Nikita Tsukanov
@kekekeks
You lost me here
You can't use one pool since actors are actually of different types
i. e. UsersRepository, MessageRepository and so on
and even have pools for groups of actors of one type
Natan Vivo
@nvivo
it all depends on how you see the problem
Nikita Tsukanov
@kekekeks
In this case you'll have a lot of actors that do exclusively DB operations but are limited by DB connection pool
Arjen Smits
@Danthar
Besides leveraging the supervision capabilities, and perhaps error handling. Why would you want your data access, which is already abstracted into repositories. abstracted behind an Actor?
Natan Vivo
@nvivo
if you want to restrict all queries to a database, you could create an actor that routes or executes only 5 queries a time for example (an idea)
if you want to abstract per repository, then you can use all your ORM inside that actor
Nikita Tsukanov
@kekekeks
in this case I'll have to do everything in one god-class
Arjen Smits
@Danthar
@nvivo true. but if you are using an ORM, access to that level, for that kind of manipulation is abstracted away
Natan Vivo
@nvivo
the point is that there is not a single way to do it. akka don't require you to stop using an orm
depends on the orm right?
Arjen Smits
@Danthar
true
Joshua Benjamin
@annymsMthd
One of the main things to note here is the Actor Model != OOP. There are fundamental differences in the way things are modeled and architected.
Nikita Tsukanov
@kekekeks
I mean, different types of actors can share a single resource
jcwrequests
@jcwrequests
Get rid of the ORM and use Event Sourcing :)
Natan Vivo
@nvivo
=)
jcwrequests
@jcwrequests
Or use a micro ORM
Nikita Tsukanov
@kekekeks
Well, show me how to do full text search with event sourcing effectively
Bartosz Sypytkowski
@Horusiath
there are plenty ways to do it. I've got idea, when db connections are distributed using token pattern - there is an actor which holds pool of tokens/db connections, and passes them on demand to other actors inside the same actor system, actors which needs a db access, ask provider wth token request and release the token after their job is done

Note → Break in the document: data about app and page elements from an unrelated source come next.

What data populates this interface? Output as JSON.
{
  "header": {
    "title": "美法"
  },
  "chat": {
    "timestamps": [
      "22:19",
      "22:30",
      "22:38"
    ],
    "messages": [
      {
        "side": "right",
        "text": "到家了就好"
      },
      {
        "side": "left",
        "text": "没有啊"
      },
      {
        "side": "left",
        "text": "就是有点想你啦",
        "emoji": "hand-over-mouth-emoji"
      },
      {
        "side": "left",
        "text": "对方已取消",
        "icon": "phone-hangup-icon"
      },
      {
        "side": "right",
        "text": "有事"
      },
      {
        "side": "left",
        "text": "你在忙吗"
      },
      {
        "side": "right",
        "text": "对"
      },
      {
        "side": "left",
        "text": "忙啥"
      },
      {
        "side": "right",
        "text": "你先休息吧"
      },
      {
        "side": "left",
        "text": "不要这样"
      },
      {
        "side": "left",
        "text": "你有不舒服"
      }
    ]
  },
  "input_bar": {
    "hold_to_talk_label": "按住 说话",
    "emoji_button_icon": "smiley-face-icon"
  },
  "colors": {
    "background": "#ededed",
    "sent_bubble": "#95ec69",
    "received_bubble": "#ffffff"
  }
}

however it's only an idea, I didn't test it yet
Natan Vivo
@nvivo
@kekekeks what @annymsMthd said is completely true. the thing to realize is: Akka has 5 years of battle tested implementation working for lots of people in most varied environments. It's more about understanding how you can do it than anything else. the model itself doesn't restrict much, but you need to change your application architecture to embrace it.
Nikita Tsukanov
@kekekeks
I don't see why it can't be done with a dispatcher that just limits the number of threads
Arjen Smits
@Danthar
@nvivo Thats very true